In this vision, Lowndes told me, the “people” and the “essence of the republic” are “made new again through acts of violent cleansing.” He noted that in this imagining, the “people” are something of a “fiction,” one that is essentially created out of the violent “act.”
“This regeneration through violence is going to be with us for a long time," Lowndes said, "because it is fundamental to the right-wing political imagination.”
Lurking behind all the 1776 cosplay, then, is a tangle of very real radical and extreme ideologies. Importantly, they’re sincerely believed in, and they aren’t going away.
As mass shooting numbers continue to mount this year, and Americans are dying daily from gun violence, a new CBS News poll finds an overwhelming majority of Americans believe that Congress and President Biden can do something about Gunmerica, but nearly half of Republicans say that mass shootings are the price we pay for being free.
Most Americans continue to favor stricter gun laws, but feel that getting them passed is stymied by big money and inaction by politicians. And Americans say the nation's gun debate — no matter where they stand on it — is influenced more by partisanship than public safety. Polling shows they're partly right.
There is bipartisan support for measures that are applied to people — such as background checks and a federal "red flag" law, which most Americans think could do a lot to help prevent mass shootings. But there are more partisan differences over what to do about the guns themselves.
Democrats look for more gun restrictions — including banning AR-15s — and fewer people having guns in general, and also support background checks and more mental health services. But Republicans tend to oppose AR-15 bans and feel that allowing more people to carry guns and more armed security would stop mass shootings. They think that these measures, along with better mental health screening, would be most effective in preventing mass shootings.
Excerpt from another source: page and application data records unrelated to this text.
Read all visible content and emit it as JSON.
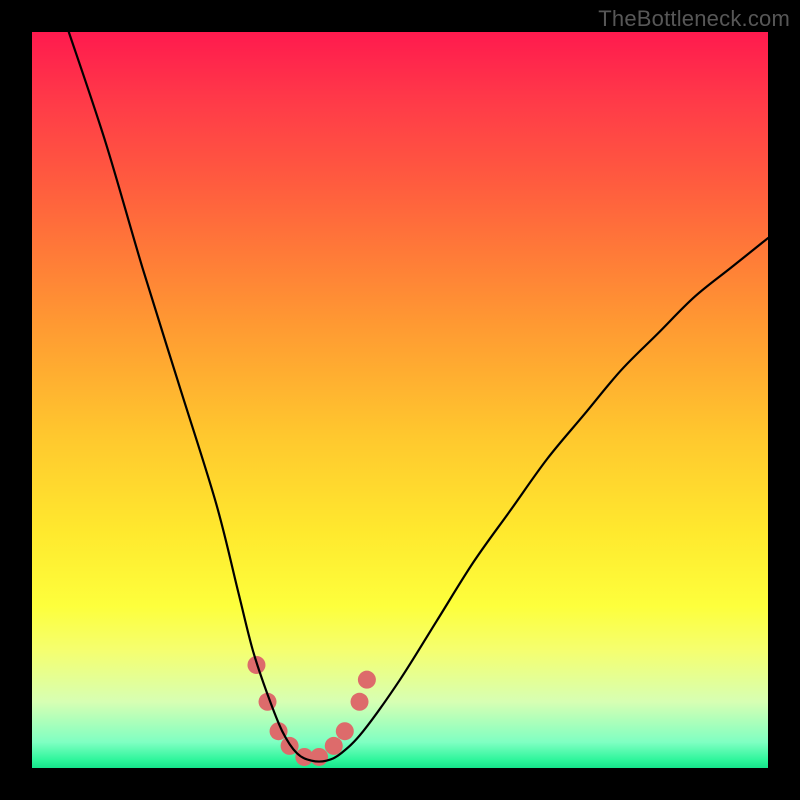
{
  "watermark": "TheBottleneck.com",
  "chart_data": {
    "type": "line",
    "title": "",
    "xlabel": "",
    "ylabel": "",
    "xlim": [
      0,
      100
    ],
    "ylim": [
      0,
      100
    ],
    "series": [
      {
        "name": "bottleneck-curve",
        "x": [
          5,
          10,
          15,
          20,
          25,
          28,
          30,
          32,
          34,
          36,
          38,
          40,
          42,
          45,
          50,
          55,
          60,
          65,
          70,
          75,
          80,
          85,
          90,
          95,
          100
        ],
        "values": [
          100,
          85,
          68,
          52,
          36,
          24,
          16,
          10,
          5,
          2,
          1,
          1,
          2,
          5,
          12,
          20,
          28,
          35,
          42,
          48,
          54,
          59,
          64,
          68,
          72
        ]
      }
    ],
    "markers": {
      "name": "highlight-points",
      "x": [
        30.5,
        32,
        33.5,
        35,
        37,
        39,
        41,
        42.5,
        44.5,
        45.5
      ],
      "values": [
        14,
        9,
        5,
        3,
        1.5,
        1.5,
        3,
        5,
        9,
        12
      ],
      "color": "#dd6b6b",
      "radius_px": 9
    },
    "background_gradient": {
      "top_color": "#ff1a4e",
      "mid_color": "#ffe92e",
      "bottom_color": "#16e48b"
    }
  }
}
Americans overall overwhelmingly believe mass shootings can be prevented, if we try. But Republicans, in particular, are less likely to think so — four in 10 Republicans say mass shootings are, unfortunately, something we have to accept in a free society.
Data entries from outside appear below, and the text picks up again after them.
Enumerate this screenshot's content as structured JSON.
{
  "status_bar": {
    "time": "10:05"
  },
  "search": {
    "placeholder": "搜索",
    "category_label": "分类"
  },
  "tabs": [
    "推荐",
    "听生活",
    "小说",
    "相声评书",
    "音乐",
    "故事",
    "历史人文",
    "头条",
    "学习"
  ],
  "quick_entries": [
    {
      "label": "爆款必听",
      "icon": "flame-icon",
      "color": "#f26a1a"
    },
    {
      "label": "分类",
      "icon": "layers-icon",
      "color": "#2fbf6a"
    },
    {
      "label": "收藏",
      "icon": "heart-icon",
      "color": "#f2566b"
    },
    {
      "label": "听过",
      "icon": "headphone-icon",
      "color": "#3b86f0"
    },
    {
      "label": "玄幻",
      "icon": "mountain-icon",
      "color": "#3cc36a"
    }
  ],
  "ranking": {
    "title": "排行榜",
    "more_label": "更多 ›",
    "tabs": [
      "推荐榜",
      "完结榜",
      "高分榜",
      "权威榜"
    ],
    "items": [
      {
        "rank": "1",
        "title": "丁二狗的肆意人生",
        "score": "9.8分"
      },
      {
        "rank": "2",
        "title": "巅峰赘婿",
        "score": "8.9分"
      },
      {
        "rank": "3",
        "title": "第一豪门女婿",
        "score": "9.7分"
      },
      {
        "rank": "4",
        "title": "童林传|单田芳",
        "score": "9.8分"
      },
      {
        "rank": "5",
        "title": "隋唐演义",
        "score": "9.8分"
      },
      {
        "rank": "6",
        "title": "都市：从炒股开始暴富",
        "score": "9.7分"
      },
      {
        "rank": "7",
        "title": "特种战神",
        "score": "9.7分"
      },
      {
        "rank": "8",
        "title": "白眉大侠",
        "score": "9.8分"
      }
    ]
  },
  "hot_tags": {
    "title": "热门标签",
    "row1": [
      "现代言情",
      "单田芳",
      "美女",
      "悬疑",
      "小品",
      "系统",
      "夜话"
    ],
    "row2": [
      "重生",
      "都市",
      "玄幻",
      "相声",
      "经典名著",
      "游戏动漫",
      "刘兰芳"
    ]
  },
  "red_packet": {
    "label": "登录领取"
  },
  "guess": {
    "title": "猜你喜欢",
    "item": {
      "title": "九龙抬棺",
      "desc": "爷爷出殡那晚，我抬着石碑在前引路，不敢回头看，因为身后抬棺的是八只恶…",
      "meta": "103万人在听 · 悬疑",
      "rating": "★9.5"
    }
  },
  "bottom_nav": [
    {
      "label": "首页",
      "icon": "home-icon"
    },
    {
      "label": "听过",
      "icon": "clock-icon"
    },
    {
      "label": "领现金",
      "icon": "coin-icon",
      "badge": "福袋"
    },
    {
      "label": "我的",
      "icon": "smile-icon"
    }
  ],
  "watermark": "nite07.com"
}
In all, most don't expect Congress to pass any significant changes to gun policy in the coming months.
The senators at the helm of negotiating gun legislation are looking to the Florida law passed in 2018 after the school shooting in Parkland as a potential blueprint for the nation, Sen. Chris Murphy said Sunday.
Murphy (D-Conn.) said on CNN’s “State of the Union” that the bill passed by a Republican legislature and signed into law by then-Republican Gov. Rick Scott has elements that senators are considering as they look to pass gun legislation following a school shooting that took place in Uvalde, Texas, killing 19 children and two teachers.
“Well, Sen. Scott, then-Gov. Scott, passed that law in Florida because it was the right thing to do, but also because Republicans saw it as good politics. We have to make the case for Republicans that right now this is good politics,” Murphy said.
The Florida law, known as the red flag law, raised the age to buy long guns, including AR-15s, from 18 to 21, added a three-day waiting period, created a program to allow trained school staff to carry guns and invested $400 million in mental health and school security.
“The template for Florida is the right one. Which is do some significant mental health investment, some school safety money and some modest, but impactful, changes in gun laws,” Murphy said. “That’s the kind of package we’re putting together right now. That’s the kind of package I think can pass the Senate.”